At the heart of the latest federal indictment of former President Donald Trump is a scheme to use "fake electors" to overturn the 2020 presidential election. The strategy attempted to find a way to undermine the Electoral College after state officials refused to change the election results.
Here's a look at what happened:
The process of electing the president
After someone votes for president, that vote gets counted in a statewide tally. But legally speaking, the Electoral College decides who is elected president.
Before each general election, the political parties from each state choose their own slate of potential Electoral College electors. After the votes are in, each state prepares “certificates of ascertainment,” authenticated with the governor’s signature.
In mid-December, the Electoral College formally meets across the country to vote.

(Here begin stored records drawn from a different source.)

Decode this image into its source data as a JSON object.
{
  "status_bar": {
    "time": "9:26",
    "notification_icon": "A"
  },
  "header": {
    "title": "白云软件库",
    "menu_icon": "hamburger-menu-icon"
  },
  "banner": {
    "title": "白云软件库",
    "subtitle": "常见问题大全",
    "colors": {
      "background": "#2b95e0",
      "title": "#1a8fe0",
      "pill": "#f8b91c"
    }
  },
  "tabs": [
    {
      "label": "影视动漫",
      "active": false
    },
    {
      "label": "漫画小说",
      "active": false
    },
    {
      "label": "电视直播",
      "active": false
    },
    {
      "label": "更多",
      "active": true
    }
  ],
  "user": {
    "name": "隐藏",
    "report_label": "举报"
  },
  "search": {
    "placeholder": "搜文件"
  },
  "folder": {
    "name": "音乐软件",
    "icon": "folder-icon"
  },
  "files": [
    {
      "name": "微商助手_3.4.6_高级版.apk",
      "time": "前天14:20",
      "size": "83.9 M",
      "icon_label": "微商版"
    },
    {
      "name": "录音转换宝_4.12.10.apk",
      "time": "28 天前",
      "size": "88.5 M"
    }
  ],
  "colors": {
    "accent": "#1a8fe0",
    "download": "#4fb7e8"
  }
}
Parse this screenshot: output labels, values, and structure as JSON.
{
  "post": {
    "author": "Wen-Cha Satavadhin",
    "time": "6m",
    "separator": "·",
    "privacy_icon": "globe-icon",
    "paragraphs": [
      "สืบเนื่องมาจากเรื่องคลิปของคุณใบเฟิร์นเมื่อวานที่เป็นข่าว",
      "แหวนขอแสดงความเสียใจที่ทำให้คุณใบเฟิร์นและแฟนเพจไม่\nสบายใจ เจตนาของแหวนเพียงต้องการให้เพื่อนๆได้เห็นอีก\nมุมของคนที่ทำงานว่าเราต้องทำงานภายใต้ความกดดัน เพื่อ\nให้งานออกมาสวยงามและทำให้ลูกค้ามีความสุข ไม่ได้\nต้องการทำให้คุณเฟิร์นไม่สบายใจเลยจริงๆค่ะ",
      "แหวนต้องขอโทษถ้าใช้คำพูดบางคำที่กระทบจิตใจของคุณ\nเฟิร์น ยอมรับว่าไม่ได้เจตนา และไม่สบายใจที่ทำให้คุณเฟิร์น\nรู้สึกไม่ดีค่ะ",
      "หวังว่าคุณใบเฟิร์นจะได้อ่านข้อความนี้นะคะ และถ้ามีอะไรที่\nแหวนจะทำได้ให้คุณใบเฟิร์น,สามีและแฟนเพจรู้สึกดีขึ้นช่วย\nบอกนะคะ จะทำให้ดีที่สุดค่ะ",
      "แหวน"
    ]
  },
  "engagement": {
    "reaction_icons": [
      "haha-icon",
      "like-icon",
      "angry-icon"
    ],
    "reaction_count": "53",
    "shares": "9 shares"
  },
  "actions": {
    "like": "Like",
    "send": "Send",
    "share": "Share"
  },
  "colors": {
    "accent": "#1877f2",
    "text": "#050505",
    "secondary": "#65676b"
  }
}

Congress later gathers on Jan. 6 to tally the votes from the Electoral College and certify the results.
While some states require electors to vote for the candidate chosen by their state’s popular vote, the Constitution does not require it — and this is where the opportunity for mischief creeps in.
The Trump team’s alleged scheme
After numerous legal challenges were flatly rejected by federal and state judges in several battleground states, Trump and his allies began actively pushing Republican state officials to reverse the election results.
Specifically, prosecutors outlined in the indictment how they a) asked governors and secretaries of state to not certify the popular vote results, and b) pointed to nonexistent voter fraud to encourage state legislatures to set aside the popular vote and choose a fresh slate of pro-Trump electors.
According to the indictment, the plan was outlined in a series of memos that "evolved over time from a legal strategy to preserve the Defendant's right to a corrupt plan to subvert the federal government function by stopping Biden electors' votes from being counted and certified."
The Trump team helped prepare fake certificates in seven states that Trump lost: Arizona, Georgia, Michigan, Nevada, New Mexico, Pennsylvania and Wisconsin. In many cases, these certificates falsely stated that the electors were their state’s “duly elected and qualified” electors. Those phony certificates were then submitted to the National Archives and Congress. A watchdog group published some of the fake certificates.
The certificates signed in Pennsylvania and New Mexico include a potentially important caveat, however, saying that the certificates were submitted in case the alternate electors were later recognized as duly elected (i.e., if Trump was eventually deemed the winner of the election in those states).
In any event, these seven states all went ahead and certified Biden’s electoral college victory on Dec. 14. Yet groups of pro-Trump Republicans, declaring themselves the rightful electors, gathered as well.
What was the point of this scheme?
The evidence suggests that many in Trump’s inner circle understood that the fake electors scheme wouldn’t keep him in the White House, but the goal was to create the illusion of a contested election.
Once the GOP-led state legislatures didn’t go along with the plan, the idea was to, at minimum, give Vice President Mike Pence the pretext to either block Congress from recognizing Biden’s win or delay the vote count when he performed his ceremonial role on Jan. 6. Obviously, Pence didn’t go along with that plan.
There is evidence to suggest that some believed the Trump team could cast enough doubt and then take the case to the Supreme Court, where they apparently hoped the justices would issue a favorable ruling.
What, if anything, about this plot would be unlawful (as opposed to merely destined to fail)?
Prosecutors largely charged Trump with the crimes as referred to in the target letter his attorneys received last month. Federal statute 18 USC § 241 is a Civil War-era statute that makes it unlawful for two or more people to “conspire to injury, oppress, threaten, or intimidate any person” in the free exercise of their constitutional rights.
Courts have repeatedly found the statute applies in the voting rights context, specifically in the right to have one’s vote properly counted. Examples of past conspiracies have included stuffing ballot boxes, destroying ballots or changing votes at voting machines. The law does not require the conspiracy to be successful.
In this case, the theory is that Trump and others participated in a scheme to send phony certificates from pro-Trump electors to the National Archives and Congress, with the aim of thwarting the will of the voters in those seven battleground states who had voted for Biden.
18 USC 1512 § (c)(2), which involves obstructing an official proceeding, is also charged. The official proceeding in this case would be the vote certification in Congress on Jan 6. The prosecutor’s argument would be that by submitting phony electoral certificates to the National Archives, Trump and his allies attempted to obstruct that normal certification process. This is a statute that has been charged frequently in other Jan. 6 cases, and has been upheld by the D.C.’s highest federal appeals court (where we believe the charges would happen).
18 USC § 371 is the other statute primarily at issue. That’s about conspiring to defraud the U.S. government. Again, the theory would be that Trump and others conspired to obstruct "the lawful federal government function" of collecting, counting and certifying the election results.